Opinion - All crimes are hate crimes
Georgia doesn't need a hate crimes statute
I am one Georgian who's happy our state doesn't have so-called "hate crime" legislation on the books. Hate crime laws tend to promote inequality rather than curb it. Such laws create special classes of citizens who enjoy a special status. This is straight out of George Orwell's Animal Farm, where everyone is equal — but some are more equal than others.
It is inherently unjust to punish certain crimes more harshly than others simply because the victim is a member of a special chosen group. It demeans those who aren't considered special and is contrary to the idea that laws should apply equally to everyone regardless of race, religion, sexual orientation or other variables. If someone's grandfather is assaulted, should the law care less because he doesn't happen to be gay?
Hate crime laws are not only unfair, they're also unnecessary. Is anyone seriously contending that existing laws won't be harsh enough to punish the young males who allegedly attacked Josh Noblitt in Piedmont Park simply because he was in the company of a male friend and perceived to be gay? Creative Loafing reporter Gwynedd Stuart pointed out (see CL's cover story, "Victim of Hate," Sept. 9) that the youngsters, one of whom is only 13, will be tried as adults. Obviously no special protected status for any of them! They all face 10 years in prison because one of them is alleged to have used a gun to commit armed robbery. Isn't a 10-year sentence harsh enough for a 13-year-old with seemingly very poor judgment?
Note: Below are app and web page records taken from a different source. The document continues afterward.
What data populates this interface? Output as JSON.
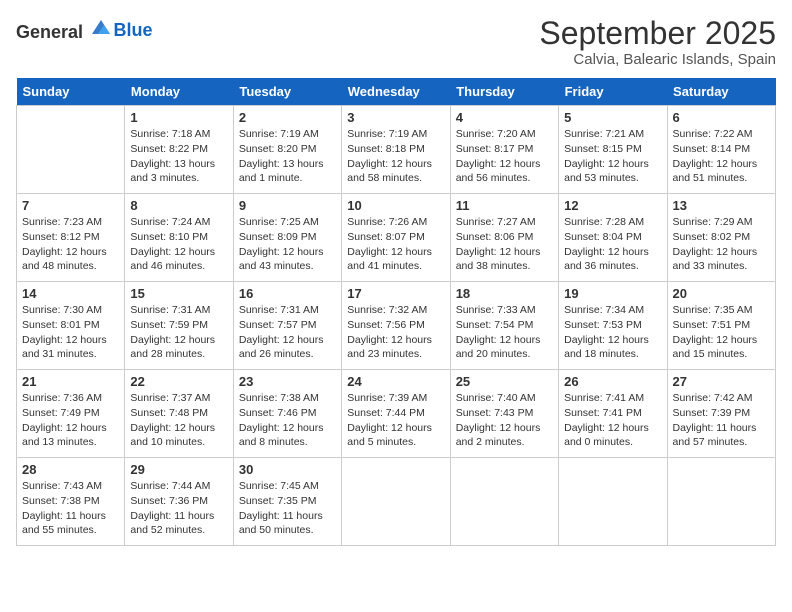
{
  "header": {
    "logo_general": "General",
    "logo_blue": "Blue",
    "title": "September 2025",
    "subtitle": "Calvia, Balearic Islands, Spain"
  },
  "days": [
    "Sunday",
    "Monday",
    "Tuesday",
    "Wednesday",
    "Thursday",
    "Friday",
    "Saturday"
  ],
  "weeks": [
    [
      {
        "date": "",
        "sunrise": "",
        "sunset": "",
        "daylight": ""
      },
      {
        "date": "1",
        "sunrise": "Sunrise: 7:18 AM",
        "sunset": "Sunset: 8:22 PM",
        "daylight": "Daylight: 13 hours and 3 minutes."
      },
      {
        "date": "2",
        "sunrise": "Sunrise: 7:19 AM",
        "sunset": "Sunset: 8:20 PM",
        "daylight": "Daylight: 13 hours and 1 minute."
      },
      {
        "date": "3",
        "sunrise": "Sunrise: 7:19 AM",
        "sunset": "Sunset: 8:18 PM",
        "daylight": "Daylight: 12 hours and 58 minutes."
      },
      {
        "date": "4",
        "sunrise": "Sunrise: 7:20 AM",
        "sunset": "Sunset: 8:17 PM",
        "daylight": "Daylight: 12 hours and 56 minutes."
      },
      {
        "date": "5",
        "sunrise": "Sunrise: 7:21 AM",
        "sunset": "Sunset: 8:15 PM",
        "daylight": "Daylight: 12 hours and 53 minutes."
      },
      {
        "date": "6",
        "sunrise": "Sunrise: 7:22 AM",
        "sunset": "Sunset: 8:14 PM",
        "daylight": "Daylight: 12 hours and 51 minutes."
      }
    ],
    [
      {
        "date": "7",
        "sunrise": "Sunrise: 7:23 AM",
        "sunset": "Sunset: 8:12 PM",
        "daylight": "Daylight: 12 hours and 48 minutes."
      },
      {
        "date": "8",
        "sunrise": "Sunrise: 7:24 AM",
        "sunset": "Sunset: 8:10 PM",
        "daylight": "Daylight: 12 hours and 46 minutes."
      },
      {
        "date": "9",
        "sunrise": "Sunrise: 7:25 AM",
        "sunset": "Sunset: 8:09 PM",
        "daylight": "Daylight: 12 hours and 43 minutes."
      },
      {
        "date": "10",
        "sunrise": "Sunrise: 7:26 AM",
        "sunset": "Sunset: 8:07 PM",
        "daylight": "Daylight: 12 hours and 41 minutes."
      },
      {
        "date": "11",
        "sunrise": "Sunrise: 7:27 AM",
        "sunset": "Sunset: 8:06 PM",
        "daylight": "Daylight: 12 hours and 38 minutes."
      },
      {
        "date": "12",
        "sunrise": "Sunrise: 7:28 AM",
        "sunset": "Sunset: 8:04 PM",
        "daylight": "Daylight: 12 hours and 36 minutes."
      },
      {
        "date": "13",
        "sunrise": "Sunrise: 7:29 AM",
        "sunset": "Sunset: 8:02 PM",
        "daylight": "Daylight: 12 hours and 33 minutes."
      }
    ],
    [
      {
        "date": "14",
        "sunrise": "Sunrise: 7:30 AM",
        "sunset": "Sunset: 8:01 PM",
        "daylight": "Daylight: 12 hours and 31 minutes."
      },
      {
        "date": "15",
        "sunrise": "Sunrise: 7:31 AM",
        "sunset": "Sunset: 7:59 PM",
        "daylight": "Daylight: 12 hours and 28 minutes."
      },
      {
        "date": "16",
        "sunrise": "Sunrise: 7:31 AM",
        "sunset": "Sunset: 7:57 PM",
        "daylight": "Daylight: 12 hours and 26 minutes."
      },
      {
        "date": "17",
        "sunrise": "Sunrise: 7:32 AM",
        "sunset": "Sunset: 7:56 PM",
        "daylight": "Daylight: 12 hours and 23 minutes."
      },
      {
        "date": "18",
        "sunrise": "Sunrise: 7:33 AM",
        "sunset": "Sunset: 7:54 PM",
        "daylight": "Daylight: 12 hours and 20 minutes."
      },
      {
        "date": "19",
        "sunrise": "Sunrise: 7:34 AM",
        "sunset": "Sunset: 7:53 PM",
        "daylight": "Daylight: 12 hours and 18 minutes."
      },
      {
        "date": "20",
        "sunrise": "Sunrise: 7:35 AM",
        "sunset": "Sunset: 7:51 PM",
        "daylight": "Daylight: 12 hours and 15 minutes."
      }
    ],
    [
      {
        "date": "21",
        "sunrise": "Sunrise: 7:36 AM",
        "sunset": "Sunset: 7:49 PM",
        "daylight": "Daylight: 12 hours and 13 minutes."
      },
      {
        "date": "22",
        "sunrise": "Sunrise: 7:37 AM",
        "sunset": "Sunset: 7:48 PM",
        "daylight": "Daylight: 12 hours and 10 minutes."
      },
      {
        "date": "23",
        "sunrise": "Sunrise: 7:38 AM",
        "sunset": "Sunset: 7:46 PM",
        "daylight": "Daylight: 12 hours and 8 minutes."
      },
      {
        "date": "24",
        "sunrise": "Sunrise: 7:39 AM",
        "sunset": "Sunset: 7:44 PM",
        "daylight": "Daylight: 12 hours and 5 minutes."
      },
      {
        "date": "25",
        "sunrise": "Sunrise: 7:40 AM",
        "sunset": "Sunset: 7:43 PM",
        "daylight": "Daylight: 12 hours and 2 minutes."
      },
      {
        "date": "26",
        "sunrise": "Sunrise: 7:41 AM",
        "sunset": "Sunset: 7:41 PM",
        "daylight": "Daylight: 12 hours and 0 minutes."
      },
      {
        "date": "27",
        "sunrise": "Sunrise: 7:42 AM",
        "sunset": "Sunset: 7:39 PM",
        "daylight": "Daylight: 11 hours and 57 minutes."
      }
    ],
    [
      {
        "date": "28",
        "sunrise": "Sunrise: 7:43 AM",
        "sunset": "Sunset: 7:38 PM",
        "daylight": "Daylight: 11 hours and 55 minutes."
      },
      {
        "date": "29",
        "sunrise": "Sunrise: 7:44 AM",
        "sunset": "Sunset: 7:36 PM",
        "daylight": "Daylight: 11 hours and 52 minutes."
      },
      {
        "date": "30",
        "sunrise": "Sunrise: 7:45 AM",
        "sunset": "Sunset: 7:35 PM",
        "daylight": "Daylight: 11 hours and 50 minutes."
      },
      {
        "date": "",
        "sunrise": "",
        "sunset": "",
        "daylight": ""
      },
      {
        "date": "",
        "sunrise": "",
        "sunset": "",
        "daylight": ""
      },
      {
        "date": "",
        "sunrise": "",
        "sunset": "",
        "daylight": ""
      },
      {
        "date": "",
        "sunrise": "",
        "sunset": "",
        "daylight": ""
      }
    ]
  ]
}
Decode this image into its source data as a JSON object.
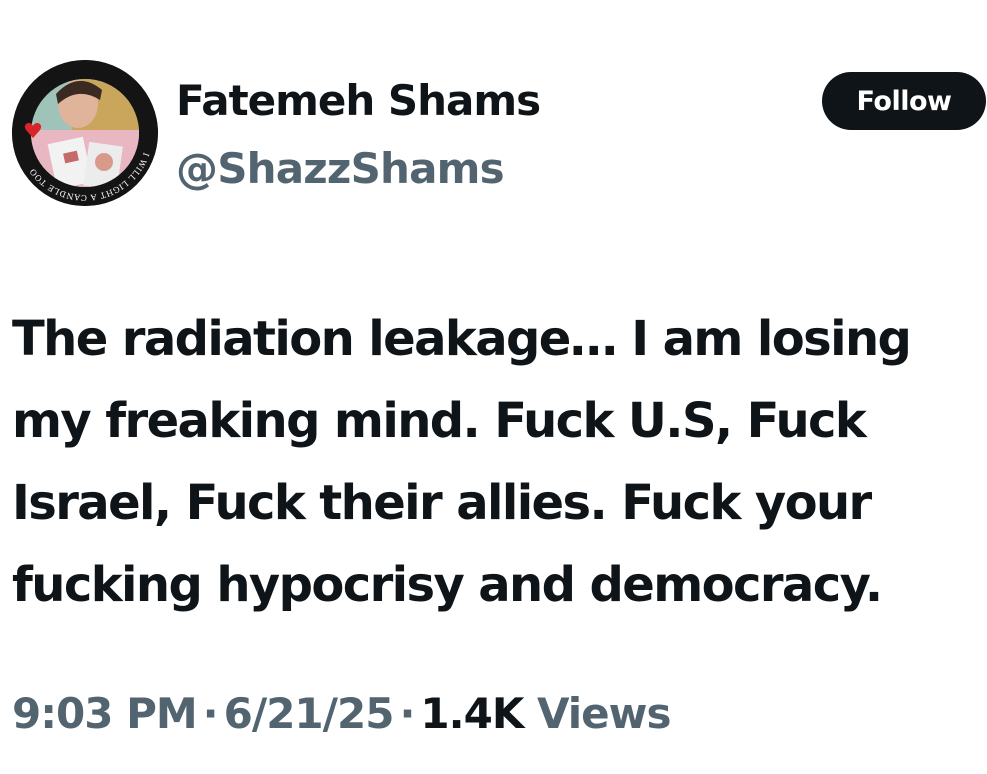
{
  "author": {
    "name": "Fatemeh Shams",
    "handle": "@ShazzShams",
    "avatar_ring_text": "I WILL LIGHT A CANDLE TOO"
  },
  "actions": {
    "follow_label": "Follow"
  },
  "tweet": {
    "lines": [
      "The radiation leakage… I am losing",
      "my freaking mind. Fuck U.S, Fuck",
      "Israel, Fuck their allies. Fuck your",
      "fucking hypocrisy and democracy."
    ]
  },
  "meta": {
    "time": "9:03 PM",
    "separator": "·",
    "date": "6/21/25",
    "views_count": "1.4K",
    "views_label": "Views"
  },
  "colors": {
    "text_primary": "#0f1419",
    "text_secondary": "#536471",
    "button_bg": "#0f1419",
    "button_text": "#ffffff",
    "background": "#ffffff"
  }
}
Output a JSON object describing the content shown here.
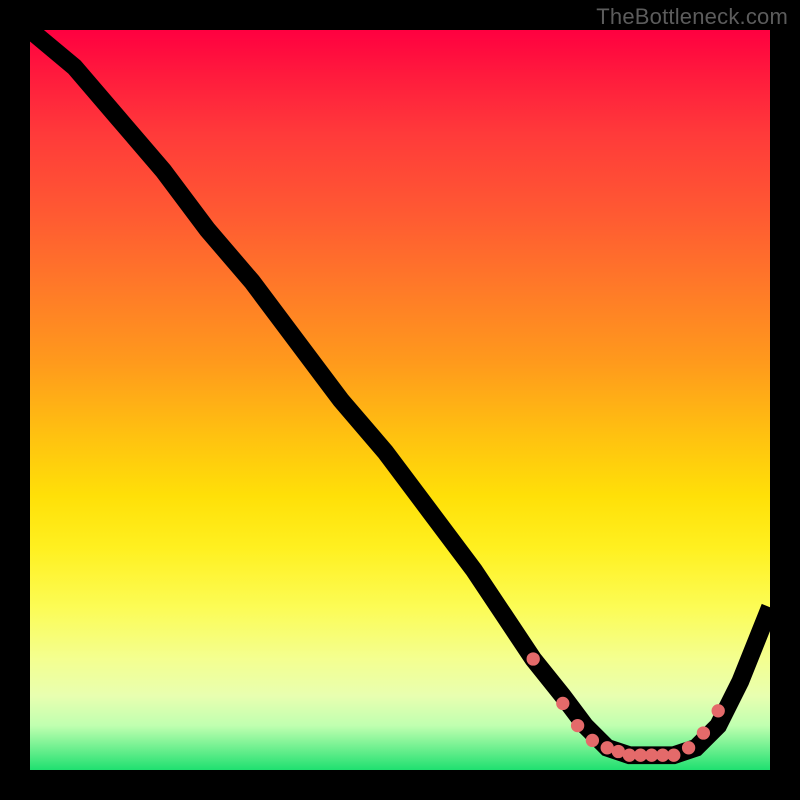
{
  "watermark": "TheBottleneck.com",
  "chart_data": {
    "type": "line",
    "title": "",
    "xlabel": "",
    "ylabel": "",
    "xlim": [
      0,
      100
    ],
    "ylim": [
      0,
      100
    ],
    "series": [
      {
        "name": "curve",
        "x": [
          0,
          6,
          12,
          18,
          24,
          30,
          36,
          42,
          48,
          54,
          60,
          64,
          68,
          72,
          75,
          78,
          81,
          84,
          87,
          90,
          93,
          96,
          100
        ],
        "y": [
          100,
          95,
          88,
          81,
          73,
          66,
          58,
          50,
          43,
          35,
          27,
          21,
          15,
          10,
          6,
          3,
          2,
          2,
          2,
          3,
          6,
          12,
          22
        ]
      }
    ],
    "highlight_dots": {
      "x": [
        68,
        72,
        74,
        76,
        78,
        79.5,
        81,
        82.5,
        84,
        85.5,
        87,
        89,
        91,
        93
      ],
      "y": [
        15,
        9,
        6,
        4,
        3,
        2.5,
        2,
        2,
        2,
        2,
        2,
        3,
        5,
        8
      ]
    },
    "colors": {
      "curve": "#000000",
      "dots": "#e46a6a",
      "gradient_top": "#ff0040",
      "gradient_mid": "#ffe008",
      "gradient_bottom": "#1fe070",
      "background": "#000000",
      "watermark": "#5c5c5c"
    }
  }
}
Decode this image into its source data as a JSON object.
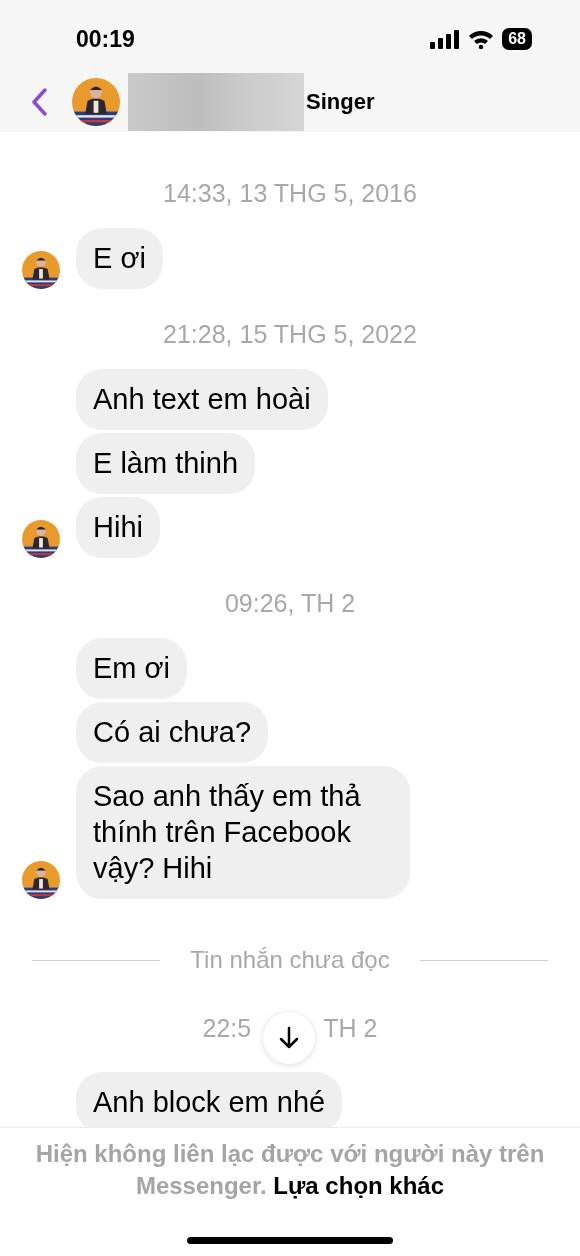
{
  "status_bar": {
    "time": "00:19",
    "battery": "68"
  },
  "header": {
    "name": "Singer"
  },
  "groups": [
    {
      "timestamp": "14:33, 13 THG 5, 2016",
      "messages": [
        "E ơi"
      ]
    },
    {
      "timestamp": "21:28, 15 THG 5, 2022",
      "messages": [
        "Anh text em hoài",
        "E làm thinh",
        "Hihi"
      ]
    },
    {
      "timestamp": "09:26, TH 2",
      "messages": [
        "Em ơi",
        "Có ai chưa?",
        "Sao anh thấy em thả thính trên Facebook vậy? Hihi"
      ]
    }
  ],
  "unread_divider": "Tin nhắn chưa đọc",
  "last_group": {
    "timestamp_parts": [
      "22:5",
      "TH 2"
    ],
    "messages": [
      "Anh block em nhé"
    ]
  },
  "footer": {
    "notice": "Hiện không liên lạc được với người này trên Messenger.",
    "link": "Lựa chọn khác"
  }
}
There are already plenty of laws on the books to punish people convicted of crimes. Heck, Georgia already has one of the highest rates of people in prison or on parole or probation of any place on the planet. The New York Times reported last year a study by the Pew Center on the States which showed that an astounding one in 13 adults in Georgia is under some form of punishment. Georgia's three-strikes law puts even nonviolent offenders behind bars for long sentences — a practice that is perhaps even more confounding than a hate crime law that would punish some criminals more than others based on the murky waters of motivation.
Finally, in addition to being unfair and unnecessary, hate crime laws are a real threat to our rights of free speech. If a crime is considered worse because of words the attacker says, then it is only a small step to make the words themselves a crime. This has already happened in some European countries, where people can be imprisoned simply because of what they say. Thus hate crime laws can represent the first step in the direction of censorship and loss of our first amendment rights.
Noblitt expressed the desire to build understanding with his attackers. If hate were the real issue, then building understanding would be far better than building more prisons. Sadly, Noblitt's evident good character also makes him an ideal poster child for those behind the push for hate crime laws as a sneaky attack on equality and free speech. Don't fall for it.